“I was super sick from the opioid withdrawals. I had no idea what heroin even was, but I had someone offer me a medicine refill and she ended up giving me heroin. She said, ‘I don’t have the pills, but I have this.’ My thought was, ‘My kids need me. I have to figure out how to function.’ I was just so lost at the time, weak, willing to do whatever. ... My first taste of heroin was in October 2016, and I was lodged on huge charges by March.”

Robertson spent at least a year in jail and twice as long racking up other charges.

“I was arrested something like 27 times. I was in jail more than out of jail, and I so badly wanted to be done,” she said.

Jackson County Recovery Opportunity Court gave Robertson the tools and options she needed to reclaim her life.

“After spending a year in Jackson County Jail, I pleaded into the ROC program, which saved my life. They offered me something I hadn’t had — a chance,” she recalled.

“I could’ve gone to prison and done eight or nine months and come right back to the same life. ROC court 100% saved my life.”

Alex Robertson conceded that her unlikely pal had caused a lot of pain, but she said she is proud to be part of her recovery.

“I know it’s a weird dynamic that most people don’t understand. For four years, I was raising her kids completely.

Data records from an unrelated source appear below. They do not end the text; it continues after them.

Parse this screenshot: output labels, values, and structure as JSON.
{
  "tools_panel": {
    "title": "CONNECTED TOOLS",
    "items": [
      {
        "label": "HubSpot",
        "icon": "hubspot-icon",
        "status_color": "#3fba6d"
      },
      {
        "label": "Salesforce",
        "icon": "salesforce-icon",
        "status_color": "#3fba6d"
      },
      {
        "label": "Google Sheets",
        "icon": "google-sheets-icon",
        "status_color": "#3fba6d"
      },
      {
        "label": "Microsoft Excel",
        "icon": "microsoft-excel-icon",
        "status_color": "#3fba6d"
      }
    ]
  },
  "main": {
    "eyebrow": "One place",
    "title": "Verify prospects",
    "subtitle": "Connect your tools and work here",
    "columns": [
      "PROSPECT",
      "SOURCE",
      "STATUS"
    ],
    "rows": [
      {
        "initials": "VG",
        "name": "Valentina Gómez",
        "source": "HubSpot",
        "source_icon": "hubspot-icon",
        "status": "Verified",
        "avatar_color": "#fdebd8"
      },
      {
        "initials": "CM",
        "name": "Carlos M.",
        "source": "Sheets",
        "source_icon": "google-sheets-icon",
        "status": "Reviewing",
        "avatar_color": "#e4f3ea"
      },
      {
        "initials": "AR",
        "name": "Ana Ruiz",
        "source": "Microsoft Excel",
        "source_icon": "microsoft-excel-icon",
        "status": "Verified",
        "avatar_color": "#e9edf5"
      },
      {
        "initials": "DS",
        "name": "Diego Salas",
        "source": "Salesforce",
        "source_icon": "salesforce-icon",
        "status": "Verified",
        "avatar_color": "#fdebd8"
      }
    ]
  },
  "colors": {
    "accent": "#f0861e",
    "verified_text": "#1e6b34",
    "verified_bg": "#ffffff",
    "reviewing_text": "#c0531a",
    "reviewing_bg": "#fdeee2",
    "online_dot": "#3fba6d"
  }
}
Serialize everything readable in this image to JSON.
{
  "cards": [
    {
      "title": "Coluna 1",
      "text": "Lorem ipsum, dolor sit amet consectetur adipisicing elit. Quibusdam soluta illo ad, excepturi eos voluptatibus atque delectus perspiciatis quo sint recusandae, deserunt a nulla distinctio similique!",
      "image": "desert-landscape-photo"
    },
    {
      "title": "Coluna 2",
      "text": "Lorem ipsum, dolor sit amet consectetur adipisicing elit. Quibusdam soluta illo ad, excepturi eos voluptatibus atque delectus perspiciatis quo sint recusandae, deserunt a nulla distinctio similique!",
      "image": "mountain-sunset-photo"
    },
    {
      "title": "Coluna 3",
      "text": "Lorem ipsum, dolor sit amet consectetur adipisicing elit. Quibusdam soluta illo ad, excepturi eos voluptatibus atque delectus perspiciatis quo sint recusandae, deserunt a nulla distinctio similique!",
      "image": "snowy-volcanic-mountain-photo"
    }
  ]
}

When you’re in addiction, you wreak — her words — ‘havoc’ on everyone in your life and everyone connected to you.

“Everything she did we always took personally, because it was hard not to. I always just let her know that, even though I didn’t agree with how she was living, I told her, ‘When you are ready to do this, I’ll be there and your kids will be there.’ They deserved that chance to know their mom, even when she didn’t deserve that.”

The devoted stepmom kept her word, showing up to court hearings, tending to the children of both women and teaching her how to mother her own children when she made her way back.

“When she asked me to be part of this project, I felt like it was a way to show other addicts in recovery that, first of all, recovery is possible,” she said.

“But also that you can create relationships with your family again and be back in their lives. And this was a good way for her to right some of the wrong. I’m really excited for her to do this. It’s helping our family as much as it will help others.”

She added, “She has a big heart, and I’m just happy to see her get back to who she is.”

To receive help or to adopt a family, email the women at santas.angels2020@gmail.com.

Reach freelance writer Buffy Pollock at buffyp76@yahoo.com.

Jessica Robertson and Alex Robertson load Christmas gifts Thursday in Eagle Point. Andy Atkinson / Mail Tribune